    Later you say: “devs have to add code to support the larger screens.” But then, devs have to design specifically for ipad sizes too. Indeed, which is it – is it that Android scales automatically, but it’s better that devs design specifically for ipads? Or that Android is bad because devs have to design specifically for larger screens?

    If there are less applications designed for larger Android screens, then hopefully that will change soon anyway, with Android now outselling ios almost 2 to 1 on tablets. Sadly Apple have always had an unfair advantage in software (iphones always being catered to first, despite never being the number one platform).
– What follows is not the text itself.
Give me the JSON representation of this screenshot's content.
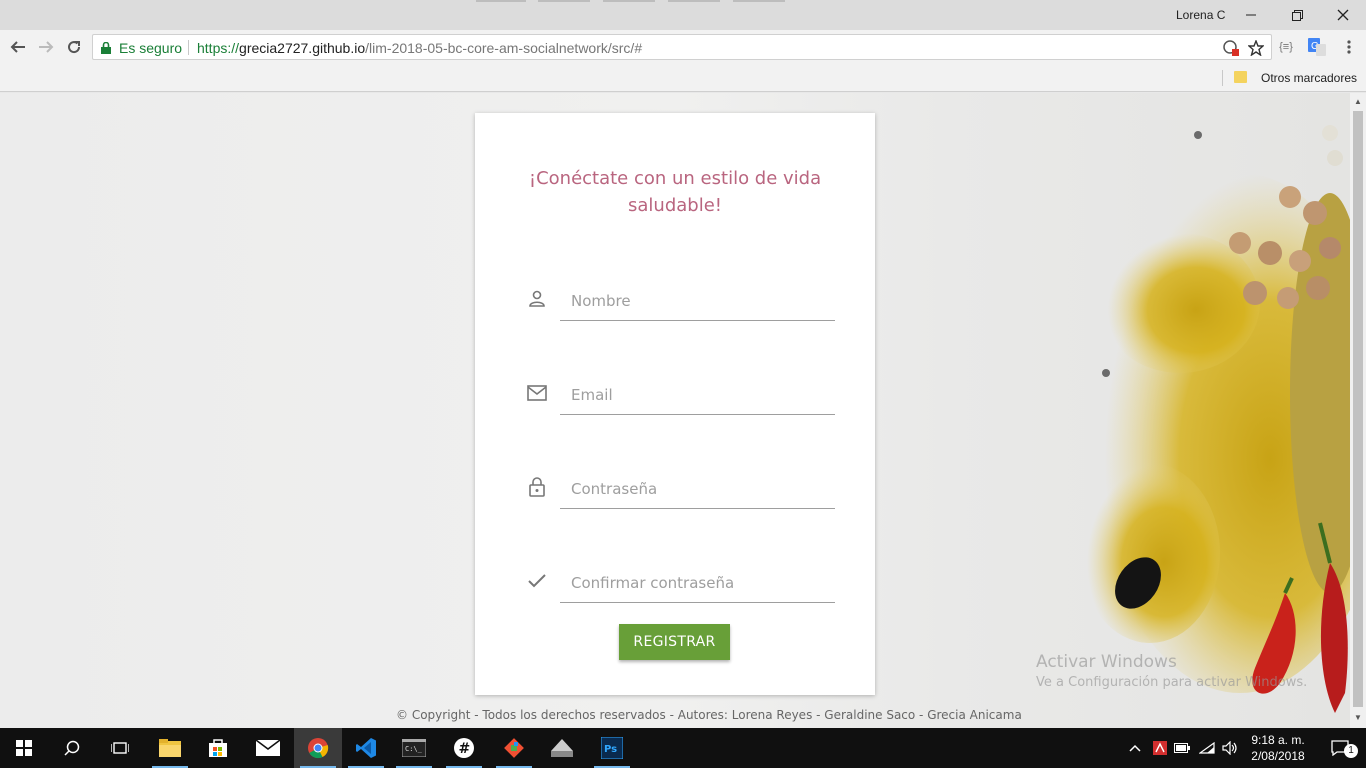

    I agree it would be a shame if the price rises, but not because of an ipad mini. Indeed, there’s the psychological point that ignorant buyers may pick the more expensive device, assuming it to be better (even though an ipad mini has less RAM and lower resolution than either the current cheap Nexus 7).
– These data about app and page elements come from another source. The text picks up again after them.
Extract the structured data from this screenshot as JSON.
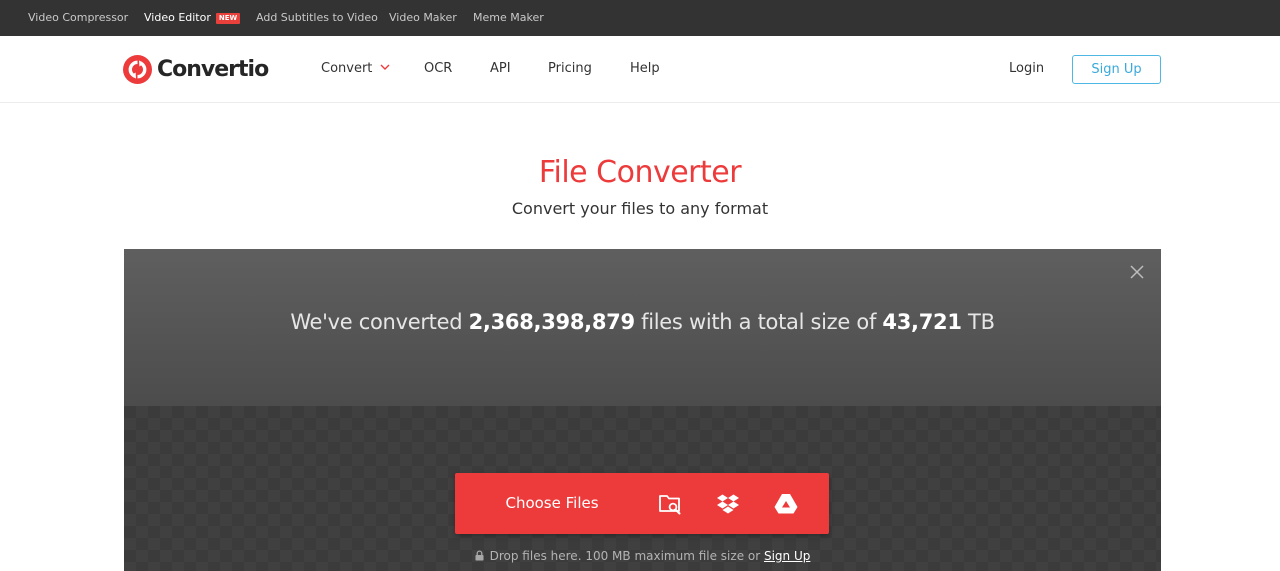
{
  "topbar": {
    "links": [
      {
        "label": "Video Compressor"
      },
      {
        "label": "Video Editor",
        "badge": "NEW"
      },
      {
        "label": "Add Subtitles to Video"
      },
      {
        "label": "Video Maker"
      },
      {
        "label": "Meme Maker"
      }
    ]
  },
  "header": {
    "logo_text": "Convertio",
    "nav": [
      {
        "label": "Convert"
      },
      {
        "label": "OCR"
      },
      {
        "label": "API"
      },
      {
        "label": "Pricing"
      },
      {
        "label": "Help"
      }
    ],
    "login_label": "Login",
    "signup_label": "Sign Up"
  },
  "hero": {
    "title": "File Converter",
    "subtitle": "Convert your files to any format"
  },
  "stats": {
    "prefix": "We've converted ",
    "files_count": "2,368,398,879",
    "middle": " files with a total size of ",
    "total_size": "43,721",
    "unit": " TB"
  },
  "upload": {
    "choose_label": "Choose Files",
    "sources": [
      "folder-search-icon",
      "dropbox-icon",
      "google-drive-icon"
    ],
    "note_prefix": "Drop files here. 100 MB maximum file size or ",
    "note_link": "Sign Up"
  },
  "colors": {
    "brand_red": "#ed3b3b",
    "topbar_bg": "#333333",
    "signup_blue": "#3aa9da",
    "stats_bg": "#555555",
    "dropzone_bg": "#3b3b3b"
  }
}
  3. When I first was looking at buying a tablet, I kept reading about how much better iOS apps are on tablets.
    Glad I ignored those people because I have yet to encounter an app that I either have installed or tried that looks bad. They all run and look great.
    The new Nexus 7 sounds good, but its not the price that will stop me from buying it. Unlike Apple people I have no reason to upgrade every release , when my current one still runs great.

  4. It would be a mistake to increase the resolution if it drives up the cost that much. It would also inevitably slow the device down. Just not worth the trade-off. Don’t forget why you sold so many before.

      • Mr. Kevin, I have nearly 400 apps on my Android Tablets, I own Transformer TF101, GALAXY TAB 10.1, NEXUS 7, and all my apps are almost seamless across the board.

        When will you all stop this non-sense of “tablet optimized apps”, in-fact, android has a scalable UI from the very beginning. The ability to use multiple columns depends on developer to implement. Its is really not a big deal at all. Games looks good across all tablets and I DONT HAVE TO 2X to view a double pixelled app.

        • ARB it’s not nonsense to point out (just as you did) that if developers don’t optimize their apps for tablets, they’re not tablet-optimized apps.

          It’s not a problem with Android; I’m pointing out that some developers haven’t yet optimized.

          • Adam Estep

            I’m with Kevin here. I have a Nexus 10 and iPad 2. App experience is way better on iPad. There is a tablet version of Zite, epix works without crashing, tnt app works without crashing, there is a maxgo app that isn’t on android. Also, I don’t get “install flash” messages on certain web pages (i.e.espn).

            I prefer the android ui, but iPad experience is much better…